==== DATA SUPPLIED
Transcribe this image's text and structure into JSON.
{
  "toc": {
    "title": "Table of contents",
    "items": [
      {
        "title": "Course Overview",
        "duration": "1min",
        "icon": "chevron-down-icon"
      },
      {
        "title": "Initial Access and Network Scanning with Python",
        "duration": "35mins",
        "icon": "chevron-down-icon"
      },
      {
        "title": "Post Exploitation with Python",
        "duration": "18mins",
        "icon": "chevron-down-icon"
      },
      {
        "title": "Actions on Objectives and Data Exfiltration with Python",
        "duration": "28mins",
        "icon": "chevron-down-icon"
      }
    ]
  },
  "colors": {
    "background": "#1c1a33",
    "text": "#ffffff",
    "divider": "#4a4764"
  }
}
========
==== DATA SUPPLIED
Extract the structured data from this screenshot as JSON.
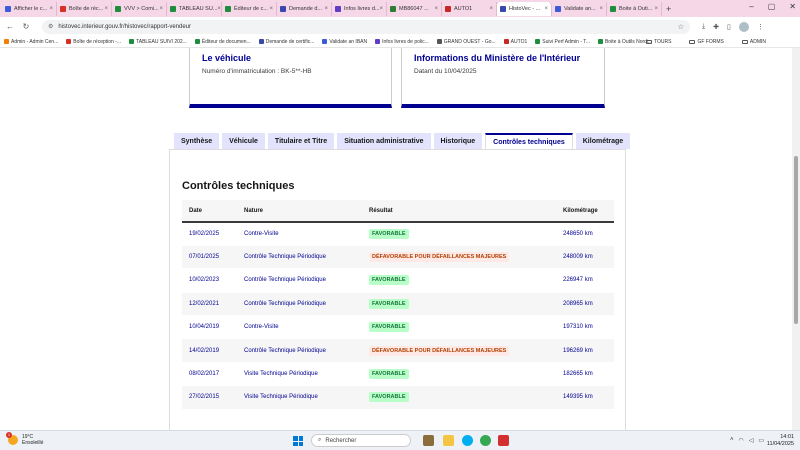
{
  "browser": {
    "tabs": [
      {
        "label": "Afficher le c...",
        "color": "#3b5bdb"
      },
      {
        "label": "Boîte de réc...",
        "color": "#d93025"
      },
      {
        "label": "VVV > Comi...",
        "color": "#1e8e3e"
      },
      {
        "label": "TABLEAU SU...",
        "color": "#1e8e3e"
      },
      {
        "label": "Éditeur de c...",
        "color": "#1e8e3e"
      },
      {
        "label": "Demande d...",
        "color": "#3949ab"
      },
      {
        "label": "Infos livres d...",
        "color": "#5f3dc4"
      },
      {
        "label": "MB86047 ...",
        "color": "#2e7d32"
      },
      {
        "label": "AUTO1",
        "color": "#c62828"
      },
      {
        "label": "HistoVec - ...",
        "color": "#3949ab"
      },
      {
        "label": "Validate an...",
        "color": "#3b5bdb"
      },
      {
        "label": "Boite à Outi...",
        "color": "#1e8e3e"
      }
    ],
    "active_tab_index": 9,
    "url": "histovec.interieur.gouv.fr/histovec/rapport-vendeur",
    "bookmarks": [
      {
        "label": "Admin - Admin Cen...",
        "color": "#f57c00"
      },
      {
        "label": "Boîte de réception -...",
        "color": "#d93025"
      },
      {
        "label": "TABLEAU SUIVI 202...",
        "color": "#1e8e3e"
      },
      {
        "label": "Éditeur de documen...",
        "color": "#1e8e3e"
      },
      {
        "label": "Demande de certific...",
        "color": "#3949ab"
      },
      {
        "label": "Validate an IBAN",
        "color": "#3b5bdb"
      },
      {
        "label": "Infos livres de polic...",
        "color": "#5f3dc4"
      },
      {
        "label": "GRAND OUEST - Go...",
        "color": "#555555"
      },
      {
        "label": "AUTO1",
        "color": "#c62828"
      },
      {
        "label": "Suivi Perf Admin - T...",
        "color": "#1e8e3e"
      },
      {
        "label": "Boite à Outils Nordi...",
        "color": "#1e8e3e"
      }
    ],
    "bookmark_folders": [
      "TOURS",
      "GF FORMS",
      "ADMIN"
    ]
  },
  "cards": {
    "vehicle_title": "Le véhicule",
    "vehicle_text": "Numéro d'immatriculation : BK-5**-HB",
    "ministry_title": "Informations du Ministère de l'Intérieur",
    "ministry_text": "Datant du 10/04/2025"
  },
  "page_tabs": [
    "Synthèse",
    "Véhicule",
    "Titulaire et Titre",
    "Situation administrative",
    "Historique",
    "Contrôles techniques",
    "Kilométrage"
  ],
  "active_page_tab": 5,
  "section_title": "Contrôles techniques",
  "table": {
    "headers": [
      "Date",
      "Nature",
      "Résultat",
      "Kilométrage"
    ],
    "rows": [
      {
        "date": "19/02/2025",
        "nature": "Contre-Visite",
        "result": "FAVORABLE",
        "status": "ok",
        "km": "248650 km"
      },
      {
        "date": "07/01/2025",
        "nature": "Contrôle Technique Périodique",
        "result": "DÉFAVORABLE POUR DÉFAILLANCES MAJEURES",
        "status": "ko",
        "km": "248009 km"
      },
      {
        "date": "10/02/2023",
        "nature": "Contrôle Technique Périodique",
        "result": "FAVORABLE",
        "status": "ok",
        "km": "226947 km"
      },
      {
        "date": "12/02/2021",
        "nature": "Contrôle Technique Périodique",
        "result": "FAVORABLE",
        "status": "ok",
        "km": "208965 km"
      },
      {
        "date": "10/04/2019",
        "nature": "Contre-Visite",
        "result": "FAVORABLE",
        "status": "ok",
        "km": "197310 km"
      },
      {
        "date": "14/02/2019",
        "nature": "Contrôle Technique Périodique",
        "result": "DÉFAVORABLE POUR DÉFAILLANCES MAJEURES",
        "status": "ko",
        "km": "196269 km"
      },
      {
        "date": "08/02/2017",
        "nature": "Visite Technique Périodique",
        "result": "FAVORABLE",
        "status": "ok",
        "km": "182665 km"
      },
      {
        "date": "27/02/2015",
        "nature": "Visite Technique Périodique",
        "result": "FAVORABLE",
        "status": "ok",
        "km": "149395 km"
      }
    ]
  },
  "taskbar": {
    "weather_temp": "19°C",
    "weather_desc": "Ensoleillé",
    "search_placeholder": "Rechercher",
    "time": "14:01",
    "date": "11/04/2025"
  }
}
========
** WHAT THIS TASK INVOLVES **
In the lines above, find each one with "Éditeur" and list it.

** TASK SOLUTION **
        "label": "Éditeur de c...",
        "label": "Éditeur de documen...",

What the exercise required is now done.